It gives the Mackinac Center a greater opportunity to be heard on vital matters of economic liberty — to, in the words of Norval Morey, "preserve that system." The generous grant of the Morey Foundation will add a certain gravitas to our work. There are at least two reasons.
First, it is an endorsement from an important Michigan foundation of the Center’s policy prescriptions for creating an environment that will draw people to the state instead of repelling them. Second, it will provide us with the resources we need to expand our work with additional staff, publications and educational programs.
I would like to take a moment to give you a glimpse into our new Morey Fiscal Policy Initiative. The initiative will be based on four primary policy pillars: tax, budget, economic development and privatization. As in the past, we will continue to produce timely studies and commentaries on these subjects, but now we will be able to publish more of them and in greater detail than ever before. Allow me to give you two small examples.
In 2002, Michigan entered an ugly recession along with the rest of the nation. To ensure that legislators would have plenty of ideas for cutting state spending, the Mackinac Center tasked me to come up with recommendations for cutting the budget. There were many, many examples of wasteful spending. Two items we found and publicized involved the Michigan Equestrian Princess Pageant and the Michigan Horse of the Year Ball.
These were some of the very obvious ones. I knew there were more examples of questionable spending, but due to limited resources, I could not delve into every corner of the state budget.
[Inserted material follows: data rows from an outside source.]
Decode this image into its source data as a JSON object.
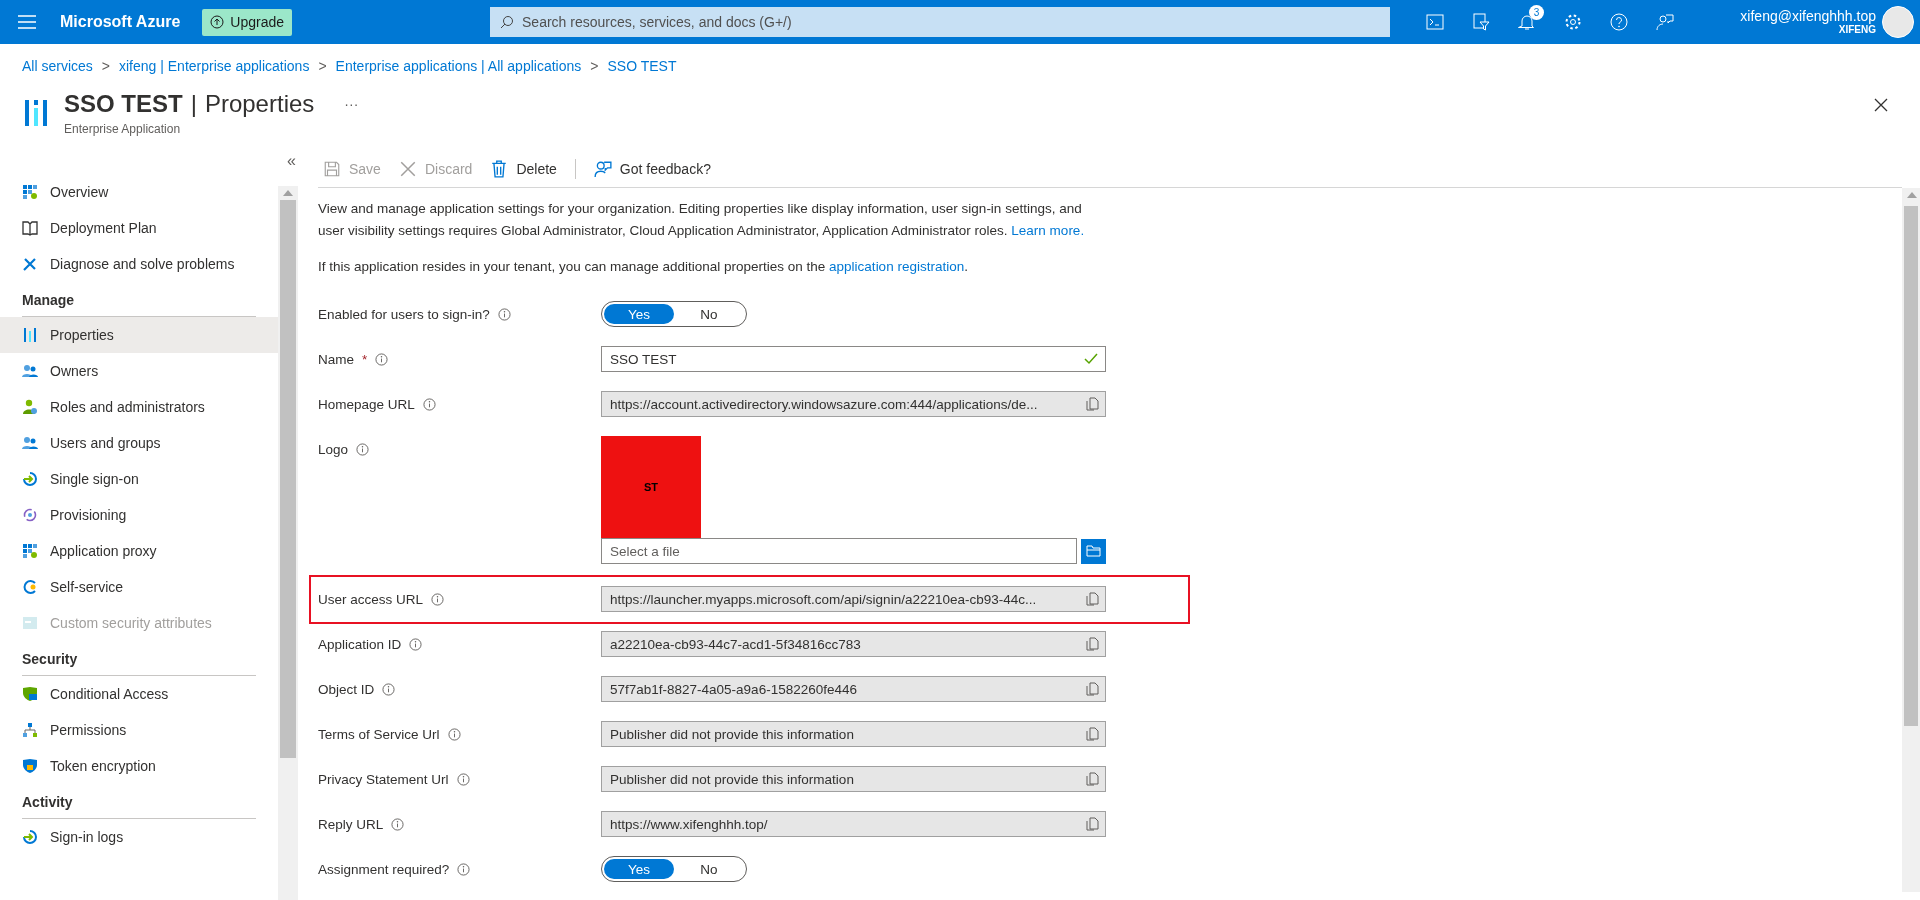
{
  "top_bar": {
    "brand": "Microsoft Azure",
    "upgrade": "Upgrade",
    "search": {
      "placeholder": "Search resources, services, and docs (G+/)"
    },
    "notifications_count": "3",
    "user": {
      "email": "xifeng@xifenghhh.top",
      "tenant": "XIFENG"
    }
  },
  "breadcrumb": [
    "All services",
    "xifeng | Enterprise applications",
    "Enterprise applications | All applications",
    "SSO TEST"
  ],
  "breadcrumb_separator": ">",
  "header": {
    "title": "SSO TEST",
    "subtitle_part": "Properties",
    "title_separator": "|",
    "kind_label": "Enterprise Application",
    "more": "···"
  },
  "sidebar": {
    "collapse": "«",
    "sections": [
      {
        "items": [
          {
            "label": "Overview",
            "selected": false,
            "disabled": false
          },
          {
            "label": "Deployment Plan",
            "selected": false,
            "disabled": false
          },
          {
            "label": "Diagnose and solve problems",
            "selected": false,
            "disabled": false
          }
        ]
      },
      {
        "heading": "Manage",
        "items": [
          {
            "label": "Properties",
            "selected": true,
            "disabled": false
          },
          {
            "label": "Owners",
            "selected": false,
            "disabled": false
          },
          {
            "label": "Roles and administrators",
            "selected": false,
            "disabled": false
          },
          {
            "label": "Users and groups",
            "selected": false,
            "disabled": false
          },
          {
            "label": "Single sign-on",
            "selected": false,
            "disabled": false
          },
          {
            "label": "Provisioning",
            "selected": false,
            "disabled": false
          },
          {
            "label": "Application proxy",
            "selected": false,
            "disabled": false
          },
          {
            "label": "Self-service",
            "selected": false,
            "disabled": false
          },
          {
            "label": "Custom security attributes",
            "selected": false,
            "disabled": true
          }
        ]
      },
      {
        "heading": "Security",
        "items": [
          {
            "label": "Conditional Access",
            "selected": false,
            "disabled": false
          },
          {
            "label": "Permissions",
            "selected": false,
            "disabled": false
          },
          {
            "label": "Token encryption",
            "selected": false,
            "disabled": false
          }
        ]
      },
      {
        "heading": "Activity",
        "items": [
          {
            "label": "Sign-in logs",
            "selected": false,
            "disabled": false
          }
        ]
      }
    ]
  },
  "toolbar": [
    {
      "label": "Save",
      "disabled": true
    },
    {
      "label": "Discard",
      "disabled": true
    },
    {
      "label": "Delete",
      "disabled": false
    },
    {
      "label": "Got feedback?",
      "disabled": false
    }
  ],
  "intro": {
    "text": "View and manage application settings for your organization. Editing properties like display information, user sign-in settings, and user visibility settings requires Global Administrator, Cloud Application Administrator, Application Administrator roles.",
    "link": "Learn more."
  },
  "tenant_note": {
    "text": "If this application resides in your tenant, you can manage additional properties on the",
    "link": "application registration",
    "end": "."
  },
  "fields": [
    {
      "kind": "toggle",
      "label": "Enabled for users to sign-in?",
      "options": [
        {
          "label": "Yes",
          "selected": true
        },
        {
          "label": "No",
          "selected": false
        }
      ]
    },
    {
      "kind": "input",
      "label": "Name",
      "required_mark": "*",
      "value": "SSO TEST",
      "valid": true
    },
    {
      "kind": "readonly",
      "label": "Homepage URL",
      "value": "https://account.activedirectory.windowsazure.com:444/applications/de...",
      "highlighted": false
    },
    {
      "kind": "logo",
      "label": "Logo",
      "logo_text": "ST",
      "placeholder": "Select a file"
    },
    {
      "kind": "readonly",
      "label": "User access URL",
      "value": "https://launcher.myapps.microsoft.com/api/signin/a22210ea-cb93-44c...",
      "highlighted": true
    },
    {
      "kind": "readonly",
      "label": "Application ID",
      "value": "a22210ea-cb93-44c7-acd1-5f34816cc783",
      "highlighted": false
    },
    {
      "kind": "readonly",
      "label": "Object ID",
      "value": "57f7ab1f-8827-4a05-a9a6-1582260fe446",
      "highlighted": false
    },
    {
      "kind": "readonly",
      "label": "Terms of Service Url",
      "value": "Publisher did not provide this information",
      "highlighted": false
    },
    {
      "kind": "readonly",
      "label": "Privacy Statement Url",
      "value": "Publisher did not provide this information",
      "highlighted": false
    },
    {
      "kind": "readonly",
      "label": "Reply URL",
      "value": "https://www.xifenghhh.top/",
      "highlighted": false
    },
    {
      "kind": "toggle",
      "label": "Assignment required?",
      "options": [
        {
          "label": "Yes",
          "selected": true
        },
        {
          "label": "No",
          "selected": false
        }
      ]
    }
  ]
}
I bring these examples to your attention because this is the type of work the Mackinac Center is doing and the type of work you’ll see a lot more of thanks to the Morey Foundation gift.
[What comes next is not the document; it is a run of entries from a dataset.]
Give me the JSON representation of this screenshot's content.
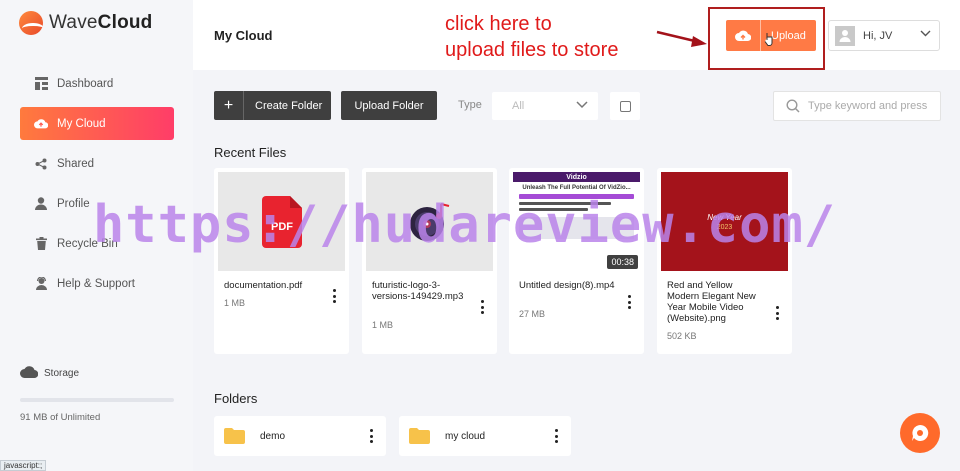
{
  "app": {
    "name_prefix": "Wave",
    "name_bold": "Cloud"
  },
  "sidebar": {
    "items": [
      {
        "label": "Dashboard",
        "icon": "dashboard-icon"
      },
      {
        "label": "My Cloud",
        "icon": "cloud-upload-icon",
        "active": true
      },
      {
        "label": "Shared",
        "icon": "share-icon"
      },
      {
        "label": "Profile",
        "icon": "user-icon"
      },
      {
        "label": "Recycle Bin",
        "icon": "trash-icon"
      },
      {
        "label": "Help & Support",
        "icon": "support-icon"
      }
    ],
    "storage_label": "Storage",
    "storage_usage": "91 MB of Unlimited"
  },
  "header": {
    "title": "My Cloud",
    "annotation_line1": "click here to",
    "annotation_line2": "upload files to store",
    "upload_label": "Upload",
    "user_greeting": "Hi, JV"
  },
  "toolbar": {
    "create_folder": "Create Folder",
    "upload_folder": "Upload Folder",
    "type_label": "Type",
    "type_value": "All",
    "search_placeholder": "Type keyword and press"
  },
  "recent_files": {
    "title": "Recent Files",
    "items": [
      {
        "name": "documentation.pdf",
        "size": "1 MB",
        "kind": "pdf"
      },
      {
        "name": "futuristic-logo-3-versions-149429.mp3",
        "size": "1 MB",
        "kind": "audio"
      },
      {
        "name": "Untitled design(8).mp4",
        "size": "27 MB",
        "kind": "video",
        "duration": "00:38",
        "thumb_title": "Vidzio",
        "thumb_headline": "Unleash The Full Potential Of VidZio..."
      },
      {
        "name": "Red and Yellow Modern Elegant New Year Mobile Video (Website).png",
        "size": "502 KB",
        "kind": "image",
        "thumb_text": "New Year",
        "thumb_year": "2023"
      }
    ]
  },
  "folders": {
    "title": "Folders",
    "items": [
      {
        "name": "demo"
      },
      {
        "name": "my cloud"
      }
    ]
  },
  "status_tip": "javascript:;",
  "watermark": "https://hudareview.com/",
  "colors": {
    "accent_start": "#ff7a3d",
    "accent_end": "#ff3d68",
    "upload": "#ff7a45",
    "annotation": "#e01a1a",
    "chat": "#ff6a2b"
  }
}
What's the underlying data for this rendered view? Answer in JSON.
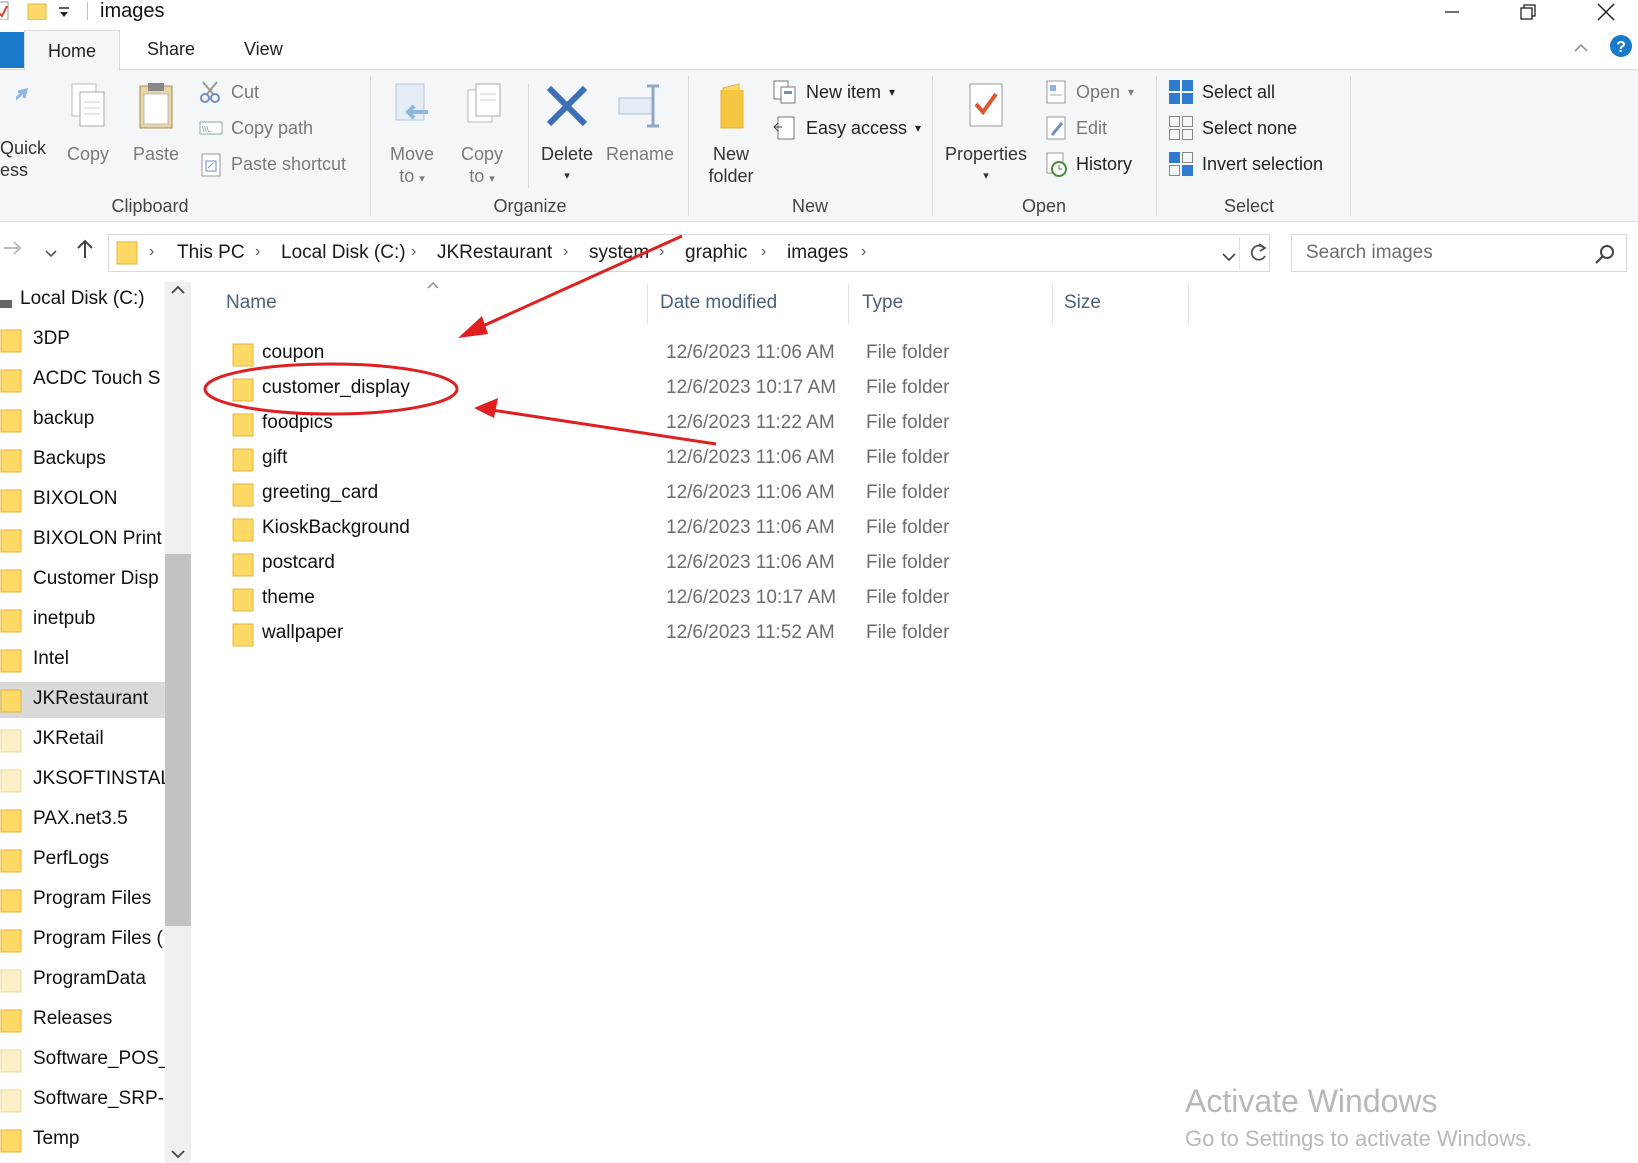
{
  "window": {
    "title": "images",
    "minimize": "—",
    "restore": "❐",
    "close": "✕"
  },
  "tabs": {
    "home": "Home",
    "share": "Share",
    "view": "View"
  },
  "ribbon": {
    "clipboard": {
      "label": "Clipboard",
      "quick_access_line1": "Quick",
      "quick_access_line2": "ess",
      "copy": "Copy",
      "paste": "Paste",
      "cut": "Cut",
      "copy_path": "Copy path",
      "paste_shortcut": "Paste shortcut"
    },
    "organize": {
      "label": "Organize",
      "move_to_line1": "Move",
      "move_to_line2": "to",
      "copy_to_line1": "Copy",
      "copy_to_line2": "to",
      "delete": "Delete",
      "rename": "Rename"
    },
    "new": {
      "label": "New",
      "new_folder_line1": "New",
      "new_folder_line2": "folder",
      "new_item": "New item",
      "easy_access": "Easy access"
    },
    "open": {
      "label": "Open",
      "properties": "Properties",
      "open": "Open",
      "edit": "Edit",
      "history": "History"
    },
    "select": {
      "label": "Select",
      "select_all": "Select all",
      "select_none": "Select none",
      "invert_selection": "Invert selection"
    }
  },
  "address": {
    "crumbs": [
      "This PC",
      "Local Disk (C:)",
      "JKRestaurant",
      "system",
      "graphic",
      "images"
    ],
    "search_placeholder": "Search images"
  },
  "nav_pane": {
    "root": "Local Disk (C:)",
    "items": [
      "3DP",
      "ACDC Touch S",
      "backup",
      "Backups",
      "BIXOLON",
      "BIXOLON Print",
      "Customer Disp",
      "inetpub",
      "Intel",
      "JKRestaurant",
      "JKRetail",
      "JKSOFTINSTAL",
      "PAX.net3.5",
      "PerfLogs",
      "Program Files",
      "Program Files (",
      "ProgramData",
      "Releases",
      "Software_POS_",
      "Software_SRP-:",
      "Temp"
    ],
    "selected": "JKRestaurant"
  },
  "columns": {
    "name": "Name",
    "date": "Date modified",
    "type": "Type",
    "size": "Size"
  },
  "files": [
    {
      "name": "coupon",
      "date": "12/6/2023 11:06 AM",
      "type": "File folder"
    },
    {
      "name": "customer_display",
      "date": "12/6/2023 10:17 AM",
      "type": "File folder"
    },
    {
      "name": "foodpics",
      "date": "12/6/2023 11:22 AM",
      "type": "File folder"
    },
    {
      "name": "gift",
      "date": "12/6/2023 11:06 AM",
      "type": "File folder"
    },
    {
      "name": "greeting_card",
      "date": "12/6/2023 11:06 AM",
      "type": "File folder"
    },
    {
      "name": "KioskBackground",
      "date": "12/6/2023 11:06 AM",
      "type": "File folder"
    },
    {
      "name": "postcard",
      "date": "12/6/2023 11:06 AM",
      "type": "File folder"
    },
    {
      "name": "theme",
      "date": "12/6/2023 10:17 AM",
      "type": "File folder"
    },
    {
      "name": "wallpaper",
      "date": "12/6/2023 11:52 AM",
      "type": "File folder"
    }
  ],
  "watermark": {
    "line1": "Activate Windows",
    "line2": "Go to Settings to activate Windows."
  },
  "colors": {
    "accent": "#1979ca",
    "folder": "#ffd966",
    "annotation": "#e02020"
  }
}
Consider how time consuming and expensive such research is. The state budget has about 1,200 line items that often contain generic "catch-all" descriptions about how state dollars are spent. Investigating exactly how money is distributed — and what products and services one line-item funds — can take 20 to 30 hours and cost hundreds, if not thousands, of dollars in research funds.
It is the Morey gift that will provide us with the time and resources we need to properly investigate these items, many of which are buried so deep in the state budget that our full-time, highly paid legislators are probably unaware of their existence. And budget items are only one topic covered by the initiative. We will also cover the state’s tax and economic development climate, as well as the subject of privatization. But our work will not be limited to Lansing alone.
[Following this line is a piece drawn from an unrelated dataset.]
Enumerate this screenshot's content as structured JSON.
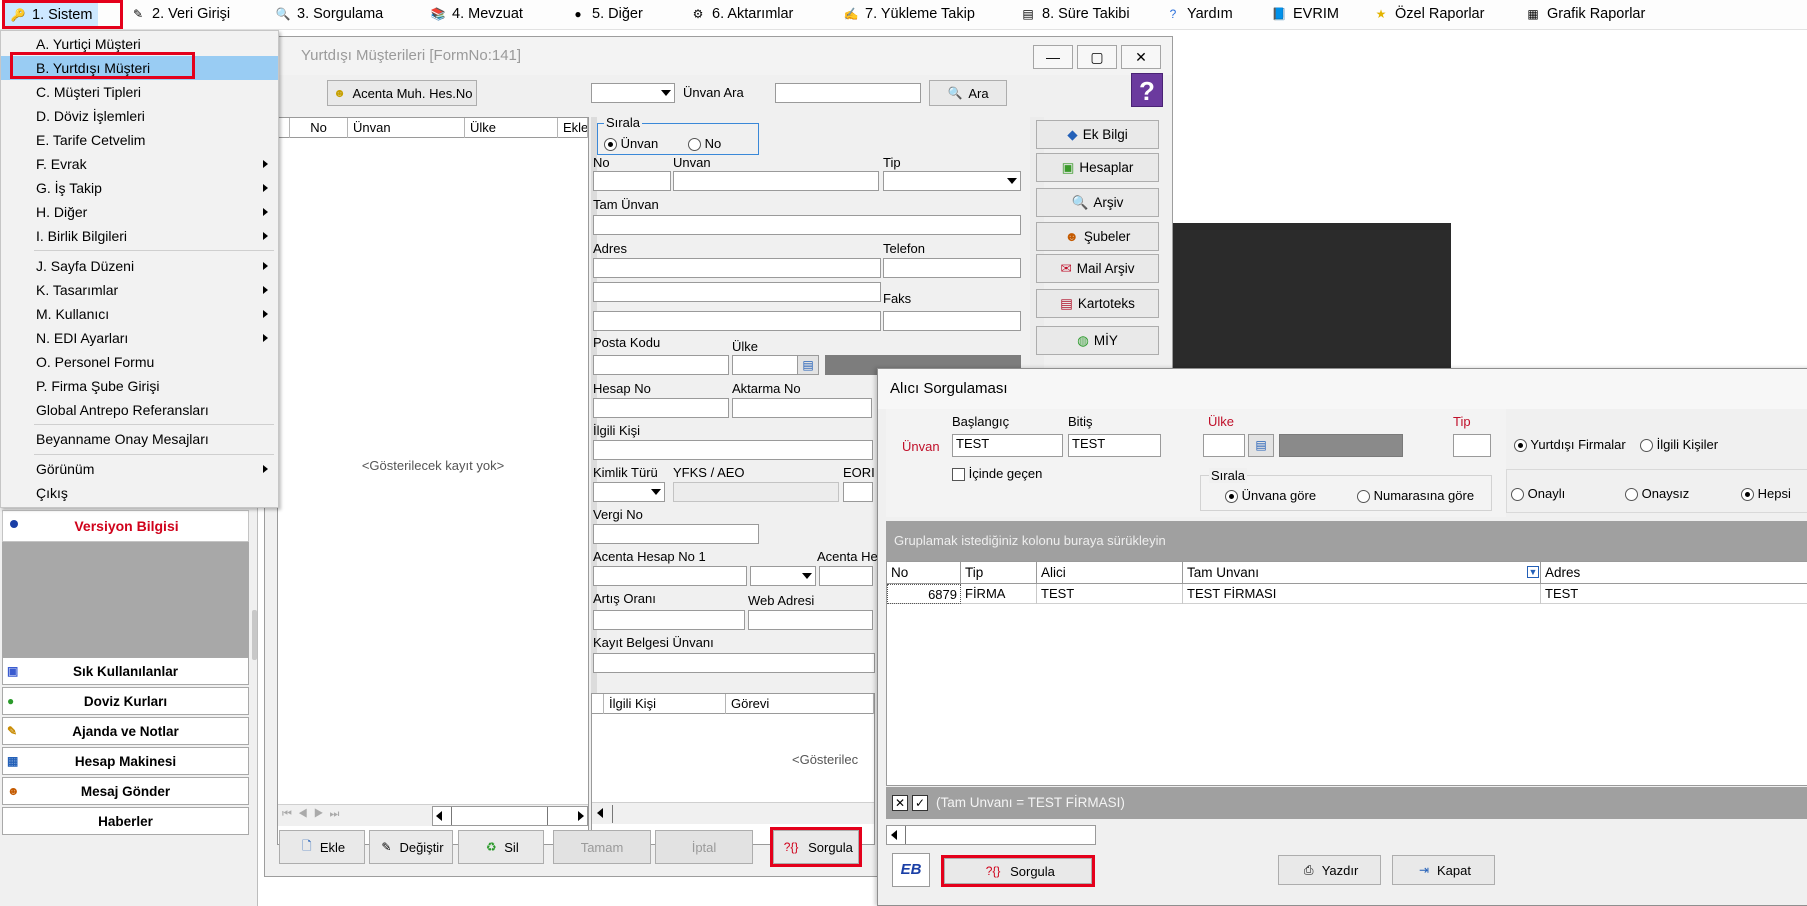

Detroit, for example, is facing almost certain bankruptcy if drastic measures are not taken. There is much that could be done to make city government in Detroit smaller and less expensive. We believe that Detroit’s precarious financial situation may force the mayor to adopt our ideas. If so, the Center will be uniquely positioned to make its expertise in privatization and budget matters available to Detroit’s leadership.
I could spend a college semester talking about all of the new and unique things the Mackinac Center for Public Policy can and will do with the generous gift from the Morey Foundation. But we would all be better served if the Mackinac Center simply showed you what we’re going to do when we do it. You can rest assured that you will be hearing much about our work and our influence as we help change Michigan’s economic landscape.
Lon, we are grateful that you are willing to support the continued work of the Mackinac Center, and I want to thank you again for a generous gift that will ultimately make Michigan a better place to live, work and raise a family.
Michael D. LaFaive is director of fiscal policy for the Mackinac Center for Public Policy, a research and educational institute headquartered in Midland, Mich. Permission to reprint in whole or in part is hereby granted, provided that the author and the Center are properly cited.